### Exercise material

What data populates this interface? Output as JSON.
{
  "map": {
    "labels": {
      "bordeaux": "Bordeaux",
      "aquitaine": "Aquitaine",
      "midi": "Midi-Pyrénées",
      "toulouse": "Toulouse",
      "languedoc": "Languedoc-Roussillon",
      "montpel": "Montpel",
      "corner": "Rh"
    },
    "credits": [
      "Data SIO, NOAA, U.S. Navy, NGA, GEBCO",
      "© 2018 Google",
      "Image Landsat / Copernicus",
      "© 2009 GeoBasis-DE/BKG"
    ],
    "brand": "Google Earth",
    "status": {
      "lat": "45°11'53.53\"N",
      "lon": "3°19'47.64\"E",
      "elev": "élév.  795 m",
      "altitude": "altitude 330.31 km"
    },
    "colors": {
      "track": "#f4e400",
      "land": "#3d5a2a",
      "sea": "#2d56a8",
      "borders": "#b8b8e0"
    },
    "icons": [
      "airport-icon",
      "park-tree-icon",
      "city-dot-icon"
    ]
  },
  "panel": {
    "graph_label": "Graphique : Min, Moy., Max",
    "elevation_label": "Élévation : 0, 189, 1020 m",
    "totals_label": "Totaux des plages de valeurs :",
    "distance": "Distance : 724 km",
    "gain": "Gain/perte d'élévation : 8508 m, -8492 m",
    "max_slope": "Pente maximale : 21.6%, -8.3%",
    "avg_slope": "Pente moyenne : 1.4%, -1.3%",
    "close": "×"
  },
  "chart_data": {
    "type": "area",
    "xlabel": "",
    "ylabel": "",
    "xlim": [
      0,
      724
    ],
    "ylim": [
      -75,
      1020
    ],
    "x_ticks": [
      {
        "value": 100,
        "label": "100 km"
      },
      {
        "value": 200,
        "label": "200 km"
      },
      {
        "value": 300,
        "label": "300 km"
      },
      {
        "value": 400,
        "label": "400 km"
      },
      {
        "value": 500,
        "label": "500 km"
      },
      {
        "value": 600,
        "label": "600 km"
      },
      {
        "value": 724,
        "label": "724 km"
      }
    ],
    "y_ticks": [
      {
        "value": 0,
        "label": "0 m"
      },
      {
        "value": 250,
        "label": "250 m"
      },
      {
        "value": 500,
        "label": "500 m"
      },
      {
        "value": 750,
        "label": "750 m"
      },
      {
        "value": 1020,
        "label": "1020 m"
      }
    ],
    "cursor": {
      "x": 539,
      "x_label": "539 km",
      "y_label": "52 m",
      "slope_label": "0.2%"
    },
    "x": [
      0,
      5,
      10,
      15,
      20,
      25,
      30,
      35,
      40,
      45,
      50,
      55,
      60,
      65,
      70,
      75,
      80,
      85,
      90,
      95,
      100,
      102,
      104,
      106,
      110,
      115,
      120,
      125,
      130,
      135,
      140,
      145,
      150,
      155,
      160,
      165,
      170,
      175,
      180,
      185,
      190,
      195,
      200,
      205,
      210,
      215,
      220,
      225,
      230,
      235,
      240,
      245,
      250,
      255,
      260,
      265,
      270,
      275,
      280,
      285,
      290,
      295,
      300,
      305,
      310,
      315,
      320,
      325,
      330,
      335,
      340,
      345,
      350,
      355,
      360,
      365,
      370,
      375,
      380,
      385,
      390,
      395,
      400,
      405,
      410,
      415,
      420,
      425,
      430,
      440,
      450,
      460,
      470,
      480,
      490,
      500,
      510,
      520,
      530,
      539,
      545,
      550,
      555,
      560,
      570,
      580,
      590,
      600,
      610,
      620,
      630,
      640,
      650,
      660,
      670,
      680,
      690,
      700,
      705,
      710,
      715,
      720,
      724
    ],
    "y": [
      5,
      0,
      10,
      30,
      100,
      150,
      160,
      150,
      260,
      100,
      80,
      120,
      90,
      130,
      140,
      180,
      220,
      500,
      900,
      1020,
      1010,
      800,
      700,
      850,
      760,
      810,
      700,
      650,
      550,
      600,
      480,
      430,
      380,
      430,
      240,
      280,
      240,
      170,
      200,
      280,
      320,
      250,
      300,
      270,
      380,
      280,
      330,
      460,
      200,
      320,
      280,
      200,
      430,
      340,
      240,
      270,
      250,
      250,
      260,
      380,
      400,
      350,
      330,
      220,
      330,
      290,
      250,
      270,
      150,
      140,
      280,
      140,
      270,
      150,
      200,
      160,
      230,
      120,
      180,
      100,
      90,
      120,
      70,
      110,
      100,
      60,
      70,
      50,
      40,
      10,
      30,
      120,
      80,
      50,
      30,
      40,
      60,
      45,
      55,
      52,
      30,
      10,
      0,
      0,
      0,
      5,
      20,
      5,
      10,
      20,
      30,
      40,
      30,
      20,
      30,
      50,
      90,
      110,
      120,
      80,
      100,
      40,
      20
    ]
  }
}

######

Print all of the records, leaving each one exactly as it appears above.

What data populates this interface? Output as JSON.
{
  "map": {
    "labels": {
      "bordeaux": "Bordeaux",
      "aquitaine": "Aquitaine",
      "midi": "Midi-Pyrénées",
      "toulouse": "Toulouse",
      "languedoc": "Languedoc-Roussillon",
      "montpel": "Montpel",
      "corner": "Rh"
    },
    "credits": [
      "Data SIO, NOAA, U.S. Navy, NGA, GEBCO",
      "© 2018 Google",
      "Image Landsat / Copernicus",
      "© 2009 GeoBasis-DE/BKG"
    ],
    "brand": "Google Earth",
    "status": {
      "lat": "45°11'53.53\"N",
      "lon": "3°19'47.64\"E",
      "elev": "élév.  795 m",
      "altitude": "altitude 330.31 km"
    },
    "colors": {
      "track": "#f4e400",
      "land": "#3d5a2a",
      "sea": "#2d56a8",
      "borders": "#b8b8e0"
    },
    "icons": [
      "airport-icon",
      "park-tree-icon",
      "city-dot-icon"
    ]
  },
  "panel": {
    "graph_label": "Graphique : Min, Moy., Max",
    "elevation_label": "Élévation : 0, 189, 1020 m",
    "totals_label": "Totaux des plages de valeurs :",
    "distance": "Distance : 724 km",
    "gain": "Gain/perte d'élévation : 8508 m, -8492 m",
    "max_slope": "Pente maximale : 21.6%, -8.3%",
    "avg_slope": "Pente moyenne : 1.4%, -1.3%",
    "close": "×"
  },
  "chart_data": {
    "type": "area",
    "xlabel": "",
    "ylabel": "",
    "xlim": [
      0,
      724
    ],
    "ylim": [
      -75,
      1020
    ],
    "x_ticks": [
      {
        "value": 100,
        "label": "100 km"
      },
      {
        "value": 200,
        "label": "200 km"
      },
      {
        "value": 300,
        "label": "300 km"
      },
      {
        "value": 400,
        "label": "400 km"
      },
      {
        "value": 500,
        "label": "500 km"
      },
      {
        "value": 600,
        "label": "600 km"
      },
      {
        "value": 724,
        "label": "724 km"
      }
    ],
    "y_ticks": [
      {
        "value": 0,
        "label": "0 m"
      },
      {
        "value": 250,
        "label": "250 m"
      },
      {
        "value": 500,
        "label": "500 m"
      },
      {
        "value": 750,
        "label": "750 m"
      },
      {
        "value": 1020,
        "label": "1020 m"
      }
    ],
    "cursor": {
      "x": 539,
      "x_label": "539 km",
      "y_label": "52 m",
      "slope_label": "0.2%"
    },
    "x": [
      0,
      5,
      10,
      15,
      20,
      25,
      30,
      35,
      40,
      45,
      50,
      55,
      60,
      65,
      70,
      75,
      80,
      85,
      90,
      95,
      100,
      102,
      104,
      106,
      110,
      115,
      120,
      125,
      130,
      135,
      140,
      145,
      150,
      155,
      160,
      165,
      170,
      175,
      180,
      185,
      190,
      195,
      200,
      205,
      210,
      215,
      220,
      225,
      230,
      235,
      240,
      245,
      250,
      255,
      260,
      265,
      270,
      275,
      280,
      285,
      290,
      295,
      300,
      305,
      310,
      315,
      320,
      325,
      330,
      335,
      340,
      345,
      350,
      355,
      360,
      365,
      370,
      375,
      380,
      385,
      390,
      395,
      400,
      405,
      410,
      415,
      420,
      425,
      430,
      440,
      450,
      460,
      470,
      480,
      490,
      500,
      510,
      520,
      530,
      539,
      545,
      550,
      555,
      560,
      570,
      580,
      590,
      600,
      610,
      620,
      630,
      640,
      650,
      660,
      670,
      680,
      690,
      700,
      705,
      710,
      715,
      720,
      724
    ],
    "y": [
      5,
      0,
      10,
      30,
      100,
      150,
      160,
      150,
      260,
      100,
      80,
      120,
      90,
      130,
      140,
      180,
      220,
      500,
      900,
      1020,
      1010,
      800,
      700,
      850,
      760,
      810,
      700,
      650,
      550,
      600,
      480,
      430,
      380,
      430,
      240,
      280,
      240,
      170,
      200,
      280,
      320,
      250,
      300,
      270,
      380,
      280,
      330,
      460,
      200,
      320,
      280,
      200,
      430,
      340,
      240,
      270,
      250,
      250,
      260,
      380,
      400,
      350,
      330,
      220,
      330,
      290,
      250,
      270,
      150,
      140,
      280,
      140,
      270,
      150,
      200,
      160,
      230,
      120,
      180,
      100,
      90,
      120,
      70,
      110,
      100,
      60,
      70,
      50,
      40,
      10,
      30,
      120,
      80,
      50,
      30,
      40,
      60,
      45,
      55,
      52,
      30,
      10,
      0,
      0,
      0,
      5,
      20,
      5,
      10,
      20,
      30,
      40,
      30,
      20,
      30,
      50,
      90,
      110,
      120,
      80,
      100,
      40,
      20
    ]
  }
}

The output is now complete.